Each entry is to be reproduced verbatim, and images are to be omitted.

Start of Records for the task

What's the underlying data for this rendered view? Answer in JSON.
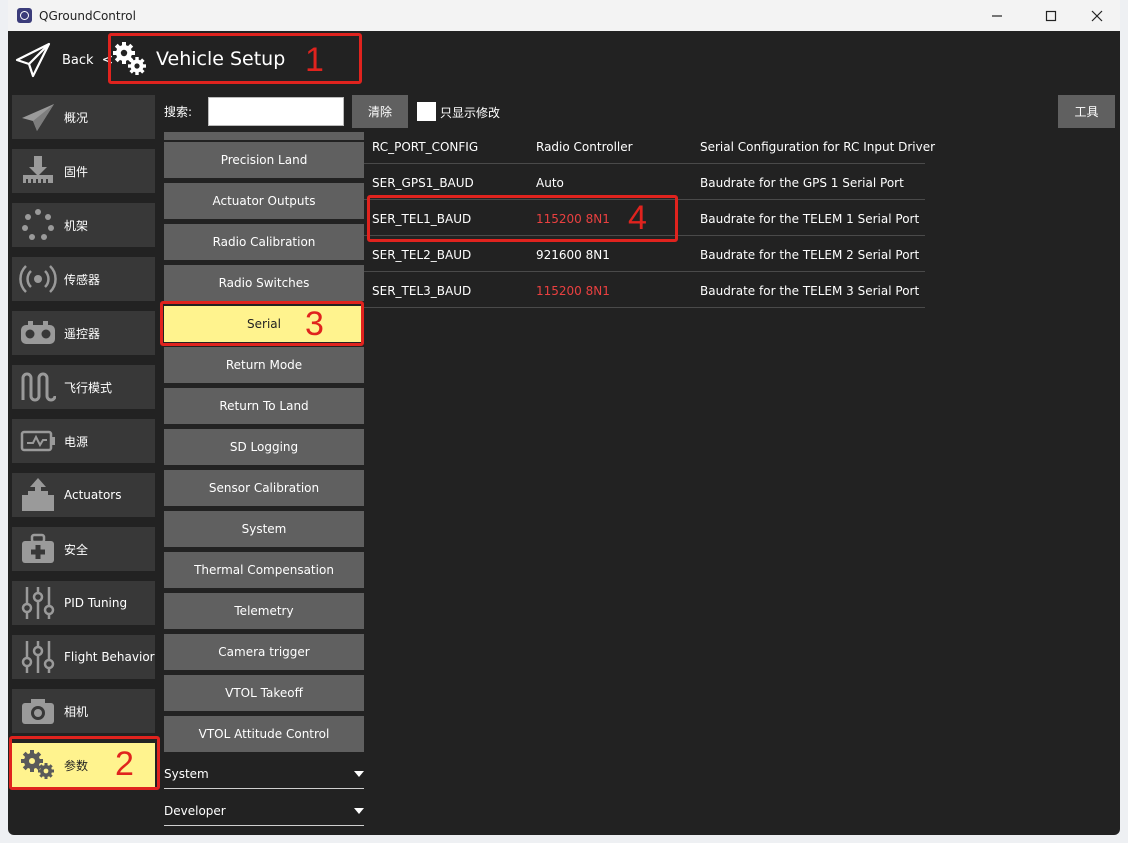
{
  "window": {
    "title": "QGroundControl"
  },
  "toolbar": {
    "back_label": "Back",
    "separator": "<",
    "page_title": "Vehicle Setup"
  },
  "nav": {
    "items": [
      {
        "label": "概况",
        "icon": "plane-icon"
      },
      {
        "label": "固件",
        "icon": "firmware-download-icon"
      },
      {
        "label": "机架",
        "icon": "airframe-icon"
      },
      {
        "label": "传感器",
        "icon": "sensor-icon"
      },
      {
        "label": "遥控器",
        "icon": "radio-icon"
      },
      {
        "label": "飞行模式",
        "icon": "flight-mode-icon"
      },
      {
        "label": "电源",
        "icon": "battery-icon"
      },
      {
        "label": "Actuators",
        "icon": "actuator-icon"
      },
      {
        "label": "安全",
        "icon": "safety-kit-icon"
      },
      {
        "label": "PID Tuning",
        "icon": "sliders-icon"
      },
      {
        "label": "Flight Behavior",
        "icon": "sliders-icon"
      },
      {
        "label": "相机",
        "icon": "camera-icon"
      },
      {
        "label": "参数",
        "icon": "gears-icon"
      }
    ]
  },
  "search": {
    "label": "搜索:",
    "value": "",
    "clear_label": "清除",
    "changed_only_label": "只显示修改"
  },
  "tools_label": "工具",
  "groups": [
    "Precision Land",
    "Actuator Outputs",
    "Radio Calibration",
    "Radio Switches",
    "Serial",
    "Return Mode",
    "Return To Land",
    "SD Logging",
    "Sensor Calibration",
    "System",
    "Thermal Compensation",
    "Telemetry",
    "Camera trigger",
    "VTOL Takeoff",
    "VTOL Attitude Control"
  ],
  "categories": [
    "System",
    "Developer"
  ],
  "params": [
    {
      "name": "RC_PORT_CONFIG",
      "value": "Radio Controller",
      "desc": "Serial Configuration for RC Input Driver",
      "modified": false
    },
    {
      "name": "SER_GPS1_BAUD",
      "value": "Auto",
      "desc": "Baudrate for the GPS 1 Serial Port",
      "modified": false
    },
    {
      "name": "SER_TEL1_BAUD",
      "value": "115200 8N1",
      "desc": "Baudrate for the TELEM 1 Serial Port",
      "modified": true
    },
    {
      "name": "SER_TEL2_BAUD",
      "value": "921600 8N1",
      "desc": "Baudrate for the TELEM 2 Serial Port",
      "modified": false
    },
    {
      "name": "SER_TEL3_BAUD",
      "value": "115200 8N1",
      "desc": "Baudrate for the TELEM 3 Serial Port",
      "modified": true
    }
  ],
  "annotations": [
    "1",
    "2",
    "3",
    "4"
  ],
  "colors": {
    "highlight": "#fff38e",
    "annotation": "#e0231e",
    "modified_value": "#e94040"
  }
}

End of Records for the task

§ **Answer box**:
What's the underlying data for this rendered view? Answer in JSON.
{
  "window": {
    "title": "QGroundControl"
  },
  "toolbar": {
    "back_label": "Back",
    "separator": "<",
    "page_title": "Vehicle Setup"
  },
  "nav": {
    "items": [
      {
        "label": "概况",
        "icon": "plane-icon"
      },
      {
        "label": "固件",
        "icon": "firmware-download-icon"
      },
      {
        "label": "机架",
        "icon": "airframe-icon"
      },
      {
        "label": "传感器",
        "icon": "sensor-icon"
      },
      {
        "label": "遥控器",
        "icon": "radio-icon"
      },
      {
        "label": "飞行模式",
        "icon": "flight-mode-icon"
      },
      {
        "label": "电源",
        "icon": "battery-icon"
      },
      {
        "label": "Actuators",
        "icon": "actuator-icon"
      },
      {
        "label": "安全",
        "icon": "safety-kit-icon"
      },
      {
        "label": "PID Tuning",
        "icon": "sliders-icon"
      },
      {
        "label": "Flight Behavior",
        "icon": "sliders-icon"
      },
      {
        "label": "相机",
        "icon": "camera-icon"
      },
      {
        "label": "参数",
        "icon": "gears-icon"
      }
    ]
  },
  "search": {
    "label": "搜索:",
    "value": "",
    "clear_label": "清除",
    "changed_only_label": "只显示修改"
  },
  "tools_label": "工具",
  "groups": [
    "Precision Land",
    "Actuator Outputs",
    "Radio Calibration",
    "Radio Switches",
    "Serial",
    "Return Mode",
    "Return To Land",
    "SD Logging",
    "Sensor Calibration",
    "System",
    "Thermal Compensation",
    "Telemetry",
    "Camera trigger",
    "VTOL Takeoff",
    "VTOL Attitude Control"
  ],
  "categories": [
    "System",
    "Developer"
  ],
  "params": [
    {
      "name": "RC_PORT_CONFIG",
      "value": "Radio Controller",
      "desc": "Serial Configuration for RC Input Driver",
      "modified": false
    },
    {
      "name": "SER_GPS1_BAUD",
      "value": "Auto",
      "desc": "Baudrate for the GPS 1 Serial Port",
      "modified": false
    },
    {
      "name": "SER_TEL1_BAUD",
      "value": "115200 8N1",
      "desc": "Baudrate for the TELEM 1 Serial Port",
      "modified": true
    },
    {
      "name": "SER_TEL2_BAUD",
      "value": "921600 8N1",
      "desc": "Baudrate for the TELEM 2 Serial Port",
      "modified": false
    },
    {
      "name": "SER_TEL3_BAUD",
      "value": "115200 8N1",
      "desc": "Baudrate for the TELEM 3 Serial Port",
      "modified": true
    }
  ],
  "annotations": [
    "1",
    "2",
    "3",
    "4"
  ],
  "colors": {
    "highlight": "#fff38e",
    "annotation": "#e0231e",
    "modified_value": "#e94040"
  }
}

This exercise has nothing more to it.